Exercise
Read the records beneath this task and copy every line that contains the string "from".

Entries shown
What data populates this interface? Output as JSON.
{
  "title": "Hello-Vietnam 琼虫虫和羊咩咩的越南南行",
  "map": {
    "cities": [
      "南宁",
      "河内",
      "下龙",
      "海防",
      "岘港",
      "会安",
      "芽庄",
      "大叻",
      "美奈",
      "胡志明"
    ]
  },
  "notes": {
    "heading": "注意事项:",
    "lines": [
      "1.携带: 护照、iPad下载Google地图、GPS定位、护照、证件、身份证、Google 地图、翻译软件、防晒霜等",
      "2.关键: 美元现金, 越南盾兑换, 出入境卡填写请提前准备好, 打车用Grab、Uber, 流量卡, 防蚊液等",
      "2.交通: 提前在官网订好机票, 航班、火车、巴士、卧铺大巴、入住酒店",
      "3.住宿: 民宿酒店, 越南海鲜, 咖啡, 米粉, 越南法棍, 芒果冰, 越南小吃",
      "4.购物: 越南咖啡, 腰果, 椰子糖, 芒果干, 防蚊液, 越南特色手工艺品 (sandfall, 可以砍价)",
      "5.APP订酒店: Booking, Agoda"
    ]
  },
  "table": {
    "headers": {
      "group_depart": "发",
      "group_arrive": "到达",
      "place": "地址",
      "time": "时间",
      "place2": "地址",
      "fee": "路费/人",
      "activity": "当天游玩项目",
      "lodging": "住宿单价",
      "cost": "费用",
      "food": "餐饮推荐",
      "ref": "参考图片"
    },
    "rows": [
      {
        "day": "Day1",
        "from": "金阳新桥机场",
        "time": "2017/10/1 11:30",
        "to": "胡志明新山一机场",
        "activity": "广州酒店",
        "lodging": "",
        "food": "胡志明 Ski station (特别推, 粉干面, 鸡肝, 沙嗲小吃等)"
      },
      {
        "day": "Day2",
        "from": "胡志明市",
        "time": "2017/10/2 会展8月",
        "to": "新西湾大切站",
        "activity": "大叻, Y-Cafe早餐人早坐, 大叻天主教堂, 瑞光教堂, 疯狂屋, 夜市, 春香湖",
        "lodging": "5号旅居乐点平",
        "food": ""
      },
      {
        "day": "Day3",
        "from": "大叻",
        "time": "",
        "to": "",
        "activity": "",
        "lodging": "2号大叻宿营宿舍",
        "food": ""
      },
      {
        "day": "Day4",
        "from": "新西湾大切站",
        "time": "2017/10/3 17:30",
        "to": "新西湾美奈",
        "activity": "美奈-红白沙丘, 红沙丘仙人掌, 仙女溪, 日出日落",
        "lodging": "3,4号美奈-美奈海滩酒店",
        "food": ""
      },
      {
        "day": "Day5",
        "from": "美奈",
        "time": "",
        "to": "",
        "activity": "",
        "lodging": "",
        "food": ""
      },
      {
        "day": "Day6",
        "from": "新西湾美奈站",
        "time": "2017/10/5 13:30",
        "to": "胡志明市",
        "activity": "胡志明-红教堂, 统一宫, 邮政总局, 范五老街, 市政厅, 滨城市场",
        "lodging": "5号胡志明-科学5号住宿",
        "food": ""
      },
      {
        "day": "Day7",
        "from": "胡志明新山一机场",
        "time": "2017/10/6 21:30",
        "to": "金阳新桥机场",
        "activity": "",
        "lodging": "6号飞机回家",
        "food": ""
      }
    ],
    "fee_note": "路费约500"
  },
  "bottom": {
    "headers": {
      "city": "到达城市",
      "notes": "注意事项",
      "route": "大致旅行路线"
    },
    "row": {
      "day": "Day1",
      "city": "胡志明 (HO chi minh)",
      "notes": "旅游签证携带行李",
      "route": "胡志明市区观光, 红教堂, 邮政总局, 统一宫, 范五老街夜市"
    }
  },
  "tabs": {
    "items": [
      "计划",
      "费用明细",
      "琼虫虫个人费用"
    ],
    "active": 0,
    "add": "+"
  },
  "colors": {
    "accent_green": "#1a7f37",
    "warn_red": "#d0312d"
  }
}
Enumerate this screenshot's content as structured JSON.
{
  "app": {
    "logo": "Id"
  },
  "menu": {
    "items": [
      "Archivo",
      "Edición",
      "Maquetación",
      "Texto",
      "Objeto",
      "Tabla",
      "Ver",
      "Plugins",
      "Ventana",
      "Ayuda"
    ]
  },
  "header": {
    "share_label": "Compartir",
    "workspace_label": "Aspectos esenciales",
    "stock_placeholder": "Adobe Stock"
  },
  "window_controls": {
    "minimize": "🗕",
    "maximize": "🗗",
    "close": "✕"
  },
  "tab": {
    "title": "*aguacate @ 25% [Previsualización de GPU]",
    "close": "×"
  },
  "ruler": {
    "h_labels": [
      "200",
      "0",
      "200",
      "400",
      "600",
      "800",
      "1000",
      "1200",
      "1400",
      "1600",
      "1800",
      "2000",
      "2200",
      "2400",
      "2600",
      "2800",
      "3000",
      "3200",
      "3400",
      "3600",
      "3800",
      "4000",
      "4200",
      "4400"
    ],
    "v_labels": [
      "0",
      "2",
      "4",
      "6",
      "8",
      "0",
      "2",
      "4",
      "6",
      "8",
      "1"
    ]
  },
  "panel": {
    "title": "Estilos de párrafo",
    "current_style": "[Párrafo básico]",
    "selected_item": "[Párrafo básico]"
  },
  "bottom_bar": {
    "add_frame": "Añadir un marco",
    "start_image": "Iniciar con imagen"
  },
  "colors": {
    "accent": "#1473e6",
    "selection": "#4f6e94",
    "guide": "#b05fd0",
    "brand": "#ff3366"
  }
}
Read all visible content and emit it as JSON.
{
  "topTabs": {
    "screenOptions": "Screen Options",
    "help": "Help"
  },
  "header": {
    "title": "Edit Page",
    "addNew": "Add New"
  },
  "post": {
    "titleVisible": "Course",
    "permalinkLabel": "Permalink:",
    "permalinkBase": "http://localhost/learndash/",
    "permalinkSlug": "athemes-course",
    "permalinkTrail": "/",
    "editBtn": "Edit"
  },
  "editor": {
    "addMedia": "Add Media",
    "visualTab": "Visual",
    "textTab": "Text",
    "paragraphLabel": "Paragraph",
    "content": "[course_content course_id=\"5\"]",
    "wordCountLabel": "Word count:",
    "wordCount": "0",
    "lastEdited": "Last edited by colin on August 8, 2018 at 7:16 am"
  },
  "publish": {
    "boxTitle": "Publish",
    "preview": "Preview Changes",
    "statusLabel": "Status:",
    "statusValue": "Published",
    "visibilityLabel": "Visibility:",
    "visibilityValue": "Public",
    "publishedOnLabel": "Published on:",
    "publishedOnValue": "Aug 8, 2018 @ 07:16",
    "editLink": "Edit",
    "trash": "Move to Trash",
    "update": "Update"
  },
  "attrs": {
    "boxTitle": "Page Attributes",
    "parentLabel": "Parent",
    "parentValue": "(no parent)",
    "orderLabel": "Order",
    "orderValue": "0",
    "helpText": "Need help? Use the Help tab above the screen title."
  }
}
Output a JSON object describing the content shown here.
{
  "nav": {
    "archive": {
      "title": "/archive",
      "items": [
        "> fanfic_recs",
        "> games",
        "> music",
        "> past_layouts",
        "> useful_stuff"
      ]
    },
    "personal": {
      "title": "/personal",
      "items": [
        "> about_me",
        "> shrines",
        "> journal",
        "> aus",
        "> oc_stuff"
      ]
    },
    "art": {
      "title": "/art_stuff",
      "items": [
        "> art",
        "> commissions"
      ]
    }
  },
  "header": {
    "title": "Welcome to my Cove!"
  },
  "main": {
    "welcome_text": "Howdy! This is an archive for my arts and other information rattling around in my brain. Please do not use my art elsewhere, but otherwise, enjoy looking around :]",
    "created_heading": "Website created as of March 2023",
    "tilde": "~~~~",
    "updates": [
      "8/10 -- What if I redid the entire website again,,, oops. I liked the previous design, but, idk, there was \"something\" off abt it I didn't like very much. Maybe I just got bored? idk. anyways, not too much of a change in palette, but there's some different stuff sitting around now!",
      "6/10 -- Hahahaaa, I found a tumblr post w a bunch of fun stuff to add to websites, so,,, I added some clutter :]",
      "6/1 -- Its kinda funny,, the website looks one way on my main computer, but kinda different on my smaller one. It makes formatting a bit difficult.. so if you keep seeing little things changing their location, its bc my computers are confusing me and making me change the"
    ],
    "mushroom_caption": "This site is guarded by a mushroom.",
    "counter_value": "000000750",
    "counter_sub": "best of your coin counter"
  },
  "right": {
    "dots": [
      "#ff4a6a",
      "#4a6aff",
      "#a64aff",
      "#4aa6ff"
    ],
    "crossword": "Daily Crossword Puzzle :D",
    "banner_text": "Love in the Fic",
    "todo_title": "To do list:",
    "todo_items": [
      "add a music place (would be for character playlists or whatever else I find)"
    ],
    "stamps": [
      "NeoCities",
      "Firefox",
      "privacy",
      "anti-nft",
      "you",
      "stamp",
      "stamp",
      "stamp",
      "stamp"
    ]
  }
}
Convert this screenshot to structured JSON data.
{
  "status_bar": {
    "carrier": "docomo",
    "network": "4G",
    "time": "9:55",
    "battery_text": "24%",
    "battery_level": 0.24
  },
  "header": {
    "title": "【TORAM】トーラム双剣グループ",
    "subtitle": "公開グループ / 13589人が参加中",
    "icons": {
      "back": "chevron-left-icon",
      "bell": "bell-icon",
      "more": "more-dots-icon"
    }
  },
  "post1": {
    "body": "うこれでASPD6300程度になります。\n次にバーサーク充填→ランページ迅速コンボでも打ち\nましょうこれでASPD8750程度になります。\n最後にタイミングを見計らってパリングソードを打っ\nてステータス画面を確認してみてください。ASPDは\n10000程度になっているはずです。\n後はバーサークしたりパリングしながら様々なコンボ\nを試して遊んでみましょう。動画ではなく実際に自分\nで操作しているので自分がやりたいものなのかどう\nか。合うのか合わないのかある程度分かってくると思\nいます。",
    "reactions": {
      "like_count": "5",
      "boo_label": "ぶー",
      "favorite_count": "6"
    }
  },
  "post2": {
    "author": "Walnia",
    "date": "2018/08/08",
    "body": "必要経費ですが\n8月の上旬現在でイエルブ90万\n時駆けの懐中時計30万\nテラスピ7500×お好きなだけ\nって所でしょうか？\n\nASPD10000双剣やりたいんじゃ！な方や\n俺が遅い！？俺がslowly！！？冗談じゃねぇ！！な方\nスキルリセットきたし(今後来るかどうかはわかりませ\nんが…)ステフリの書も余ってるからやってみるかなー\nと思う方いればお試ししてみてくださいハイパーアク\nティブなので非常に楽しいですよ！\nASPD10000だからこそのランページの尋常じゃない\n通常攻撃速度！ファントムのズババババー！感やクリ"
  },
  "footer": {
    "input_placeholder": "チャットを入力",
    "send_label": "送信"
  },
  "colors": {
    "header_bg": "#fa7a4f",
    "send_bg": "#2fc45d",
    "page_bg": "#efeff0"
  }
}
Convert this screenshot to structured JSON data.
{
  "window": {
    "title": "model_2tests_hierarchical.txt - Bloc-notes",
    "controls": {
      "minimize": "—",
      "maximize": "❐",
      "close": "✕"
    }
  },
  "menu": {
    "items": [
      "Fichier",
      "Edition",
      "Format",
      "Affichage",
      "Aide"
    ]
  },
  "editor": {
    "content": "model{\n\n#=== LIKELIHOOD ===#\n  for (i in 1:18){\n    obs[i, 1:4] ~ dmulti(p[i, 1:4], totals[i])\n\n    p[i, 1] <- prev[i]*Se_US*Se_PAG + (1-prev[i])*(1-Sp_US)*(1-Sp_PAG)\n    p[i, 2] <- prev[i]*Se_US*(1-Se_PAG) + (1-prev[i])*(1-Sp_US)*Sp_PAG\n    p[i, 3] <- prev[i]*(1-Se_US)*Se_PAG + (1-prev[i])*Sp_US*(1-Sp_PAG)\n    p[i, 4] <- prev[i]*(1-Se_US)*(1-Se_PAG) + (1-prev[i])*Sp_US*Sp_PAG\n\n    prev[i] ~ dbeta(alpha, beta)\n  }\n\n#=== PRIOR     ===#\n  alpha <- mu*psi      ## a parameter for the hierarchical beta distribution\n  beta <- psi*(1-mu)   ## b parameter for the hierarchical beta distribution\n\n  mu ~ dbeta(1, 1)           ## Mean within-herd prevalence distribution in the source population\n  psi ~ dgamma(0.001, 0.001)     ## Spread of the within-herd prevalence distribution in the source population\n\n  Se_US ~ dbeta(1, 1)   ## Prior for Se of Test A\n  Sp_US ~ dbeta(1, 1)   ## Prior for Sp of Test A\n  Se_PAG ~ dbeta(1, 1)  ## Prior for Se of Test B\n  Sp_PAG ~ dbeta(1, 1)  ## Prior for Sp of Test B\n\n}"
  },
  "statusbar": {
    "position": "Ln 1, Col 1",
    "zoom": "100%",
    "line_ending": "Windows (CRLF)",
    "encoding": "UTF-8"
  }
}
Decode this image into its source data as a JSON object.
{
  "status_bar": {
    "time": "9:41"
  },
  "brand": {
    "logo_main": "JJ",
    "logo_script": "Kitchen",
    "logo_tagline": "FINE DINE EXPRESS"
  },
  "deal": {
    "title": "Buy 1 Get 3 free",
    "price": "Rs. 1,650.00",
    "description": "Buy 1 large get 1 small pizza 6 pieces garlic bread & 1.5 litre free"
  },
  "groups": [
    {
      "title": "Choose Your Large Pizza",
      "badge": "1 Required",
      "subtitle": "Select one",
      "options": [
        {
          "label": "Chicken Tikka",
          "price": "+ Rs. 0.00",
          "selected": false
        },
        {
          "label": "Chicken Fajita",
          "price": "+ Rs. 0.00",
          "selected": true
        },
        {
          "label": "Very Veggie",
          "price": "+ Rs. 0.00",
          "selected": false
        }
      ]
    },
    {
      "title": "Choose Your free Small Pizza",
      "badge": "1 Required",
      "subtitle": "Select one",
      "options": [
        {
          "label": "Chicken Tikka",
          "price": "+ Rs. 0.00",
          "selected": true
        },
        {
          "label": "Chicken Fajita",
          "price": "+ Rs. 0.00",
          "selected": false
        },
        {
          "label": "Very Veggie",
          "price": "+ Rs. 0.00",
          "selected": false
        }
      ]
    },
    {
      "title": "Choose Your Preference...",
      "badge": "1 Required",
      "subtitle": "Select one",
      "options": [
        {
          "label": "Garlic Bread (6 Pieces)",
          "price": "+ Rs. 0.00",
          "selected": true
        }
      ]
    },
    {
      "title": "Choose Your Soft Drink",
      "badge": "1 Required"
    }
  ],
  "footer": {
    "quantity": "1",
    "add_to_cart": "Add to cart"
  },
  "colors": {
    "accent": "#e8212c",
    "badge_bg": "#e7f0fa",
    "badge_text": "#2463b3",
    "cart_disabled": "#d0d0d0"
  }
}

Your solution
        "from": "金阳新桥机场",
        "from": "胡志明市",
        "from": "大叻",
        "from": "新西湾大切站",
        "from": "美奈",
        "from": "新西湾美奈站",
        "from": "胡志明新山一机场",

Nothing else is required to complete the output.